Both figures include sales of digital SLRs.
Market leaders also claim the most retail real estate. Kodak, Canon and Sony owned 20 percent, 16 percent and 14 percent of all camera replacements at retail, respectively, according to research firm Current Analysis.
While the top three brands remain unchanged, the middle was in flux with Casio, Samsung and Panasonic doubling their shares from the year before, said Chris Chute, research manager, IDC. Nikon also made gains thanks to d-SLR sales which accounted for nearly 20 percent of the company's fourth-quarter sales, Chute added.
For the full year, the market grew five percent to 29.8 million units (including d-SLRs), thanks to price drops and strong rebates. Roughly 1.7 million units sold were digital SLRs, Chute observed, adding that the figure would likely hit 2 million in 2007.
According to IDC, 85 percent of those who purchased a digital camera in 2006 were repeat buyers. NPD has put the figure at 50 percent.
While both IDC and NPD are predicting single-digit unit and dollar growth in 2007, vendors will likely have an equal, if not greater, number of models on store shelves, said Antoinette Marty, digital camera analyst, Current Analysis.

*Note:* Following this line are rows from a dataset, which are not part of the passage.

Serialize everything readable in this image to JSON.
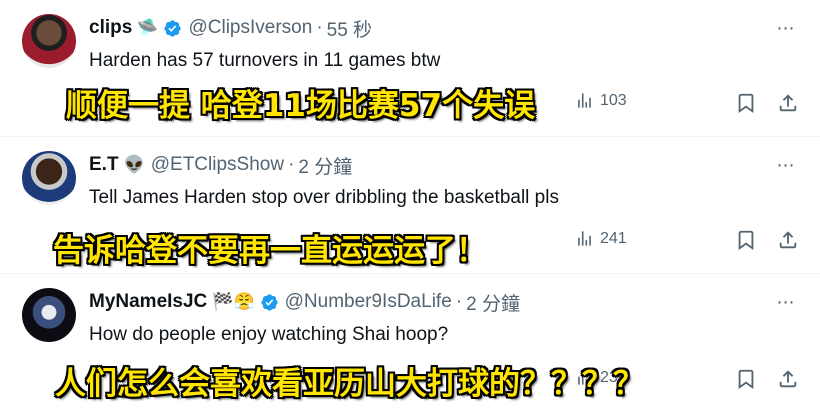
{
  "tweets": [
    {
      "name": "clips",
      "emoji": "🛸",
      "handle": "@ClipsIverson",
      "time": "55 秒",
      "text": "Harden has 57 turnovers in 11 games btw",
      "overlay": "顺便一提 哈登11场比赛57个失误",
      "views": "103",
      "icons": [
        "avatar",
        "ufo-emoji",
        "verified-badge-icon",
        "more-icon",
        "views-icon",
        "bookmark-icon",
        "share-icon"
      ]
    },
    {
      "name": "E.T",
      "emoji": "👽",
      "handle": "@ETClipsShow",
      "time": "2 分鐘",
      "text": "Tell James Harden stop over dribbling the basketball pls",
      "overlay": "告诉哈登不要再一直运运运了！",
      "views": "241",
      "icons": [
        "avatar",
        "alien-emoji",
        "more-icon",
        "views-icon",
        "bookmark-icon",
        "share-icon"
      ]
    },
    {
      "name": "MyNameIsJC",
      "emoji": "🏁😤",
      "handle": "@Number9IsDaLife",
      "time": "2 分鐘",
      "text": "How do people enjoy watching Shai hoop?",
      "overlay": "人们怎么会喜欢看亚历山大打球的？？？？",
      "views": "239",
      "icons": [
        "avatar",
        "checkered-flag-emoji",
        "steam-face-emoji",
        "verified-badge-icon",
        "more-icon",
        "views-icon",
        "bookmark-icon",
        "share-icon"
      ]
    }
  ],
  "colors": {
    "text": "#0f1419",
    "muted": "#536471",
    "verified": "#1d9bf0",
    "caption_fill": "#ffe500",
    "divider": "#eff3f4"
  },
  "separator": "·",
  "more_glyph": "⋯"
}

"So far there's been no throttling back," Marty said. In 2006 there were a total of 492 camera SKUs (which includes models that were transitioned out midyear), a 24 percent increase from 2005, Marty said. Nearly every vendor increased the number of camera SKUs available in 2006 by a double digit percentage.
Consumer electronics stores continue to be a favored destination for camera placements, with CE and computer superstores accounting for 46 percent of camera placements in 2006, according to Current Analysis. Mass merchants, however, outsold CE dealers in 2006 to account for a 33 percent share of unit sales, according to NPD (with CE at 29 percent).
CE stores account for 32 percent of the category's dollars while mass merchants account for 22 percent, according to NPD. The average price of digicams sold through CE stores was $271, second only to the average at photo specialty stores ($310), according to Current Analysis.
This TWICE webinar, hosted by senior editor Alan Wolf, will take a look at what may be the hottest CE products at retail that will be sold during the all-important fourth quarter. Top technologies, market strategies and industry trends will be discussed with industry analysts and executives.